Namba Parks was designed by Jon A. Jerde ,an American architect, professor at UCLA and author of several publications. Jerde has several urban interventions in the U.S., characterized by its spectacular facades. In Japan, aside of Namba Parks he has also designed another mall in Fukuoka, that we will discussed in a future post.The construction was executed by the company Mori Building Co. Beside the complex there is a huge, disproportionate and tasteless tower, which has nothing to do with the design of the park.

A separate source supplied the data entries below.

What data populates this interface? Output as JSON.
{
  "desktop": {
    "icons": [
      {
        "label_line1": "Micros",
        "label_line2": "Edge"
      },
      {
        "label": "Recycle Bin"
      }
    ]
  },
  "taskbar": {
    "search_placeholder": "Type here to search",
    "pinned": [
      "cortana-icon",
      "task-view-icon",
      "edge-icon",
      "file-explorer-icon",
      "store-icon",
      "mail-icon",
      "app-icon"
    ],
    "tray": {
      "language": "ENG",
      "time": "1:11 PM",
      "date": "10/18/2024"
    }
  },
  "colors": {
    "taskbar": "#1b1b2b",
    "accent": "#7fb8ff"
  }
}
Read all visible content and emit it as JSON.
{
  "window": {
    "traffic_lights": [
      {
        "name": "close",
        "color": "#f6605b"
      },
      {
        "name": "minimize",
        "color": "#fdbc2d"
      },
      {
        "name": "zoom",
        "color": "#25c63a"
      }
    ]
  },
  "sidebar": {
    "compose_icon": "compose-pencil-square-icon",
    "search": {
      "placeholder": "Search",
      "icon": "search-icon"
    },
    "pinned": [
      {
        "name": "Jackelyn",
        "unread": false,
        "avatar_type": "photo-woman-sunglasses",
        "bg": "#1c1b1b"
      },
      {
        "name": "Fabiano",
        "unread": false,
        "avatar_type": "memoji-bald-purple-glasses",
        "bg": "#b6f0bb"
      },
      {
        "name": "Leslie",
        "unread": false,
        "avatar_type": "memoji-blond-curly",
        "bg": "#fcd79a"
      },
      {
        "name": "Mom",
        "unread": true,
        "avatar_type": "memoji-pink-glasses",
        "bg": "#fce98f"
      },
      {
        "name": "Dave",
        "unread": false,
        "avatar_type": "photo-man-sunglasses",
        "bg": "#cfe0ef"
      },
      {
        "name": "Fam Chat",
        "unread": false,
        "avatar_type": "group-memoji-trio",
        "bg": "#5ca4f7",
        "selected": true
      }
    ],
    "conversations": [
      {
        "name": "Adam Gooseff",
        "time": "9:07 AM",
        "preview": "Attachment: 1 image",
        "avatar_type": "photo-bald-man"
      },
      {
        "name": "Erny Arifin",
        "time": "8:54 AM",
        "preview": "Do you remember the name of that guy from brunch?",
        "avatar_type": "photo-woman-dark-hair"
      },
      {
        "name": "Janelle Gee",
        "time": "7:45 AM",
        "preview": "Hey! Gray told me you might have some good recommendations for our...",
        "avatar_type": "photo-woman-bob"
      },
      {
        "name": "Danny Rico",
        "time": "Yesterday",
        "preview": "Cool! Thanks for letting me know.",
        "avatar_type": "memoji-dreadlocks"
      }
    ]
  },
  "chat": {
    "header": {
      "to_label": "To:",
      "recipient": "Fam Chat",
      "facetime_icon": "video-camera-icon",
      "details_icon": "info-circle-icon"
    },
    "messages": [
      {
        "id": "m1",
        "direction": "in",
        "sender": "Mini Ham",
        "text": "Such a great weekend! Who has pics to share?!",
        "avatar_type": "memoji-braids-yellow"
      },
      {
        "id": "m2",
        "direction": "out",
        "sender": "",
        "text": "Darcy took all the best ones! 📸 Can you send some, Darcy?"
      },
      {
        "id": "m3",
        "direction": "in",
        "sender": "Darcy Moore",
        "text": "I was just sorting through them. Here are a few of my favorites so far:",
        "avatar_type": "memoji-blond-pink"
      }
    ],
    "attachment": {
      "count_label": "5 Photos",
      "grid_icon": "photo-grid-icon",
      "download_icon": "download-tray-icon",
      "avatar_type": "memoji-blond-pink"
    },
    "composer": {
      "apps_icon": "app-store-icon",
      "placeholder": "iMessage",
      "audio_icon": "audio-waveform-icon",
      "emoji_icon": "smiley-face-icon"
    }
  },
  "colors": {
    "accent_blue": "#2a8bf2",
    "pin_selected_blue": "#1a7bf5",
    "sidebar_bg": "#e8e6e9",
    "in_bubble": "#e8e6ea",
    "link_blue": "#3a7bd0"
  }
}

Namba Parks is a combination of 3 elements: a mall, a park, and a circulation space flowing through it. The mall resembles the idea of a small town. The shops are connected by bridges or face lively mini squares, enabling visitors to experience the space in a human scale, a kind of commercial promenade in heart of the city.The park is developed on terraces on the roof of the shops, evoking the shape of the gardens of Babylon. From afar, the park rises showing its hanging gardens as an irresistible attraction to a town thirsty of greenery.Its design is not rational at all, because of the undulating geometry of the park reflects the subtle route in traditional Japanese gardens, incorporating some Western elements, such as benches and fountains. A cascade of terraces offers both public and more private spaces, using techniques such as subtle changes in the texture of the floor, unevenness in the lawn or the incorporation of a particular type of tree.The third concept is what makes this complex unique: the metaphore of the Grand Canyon as a topic in the circulation of the building.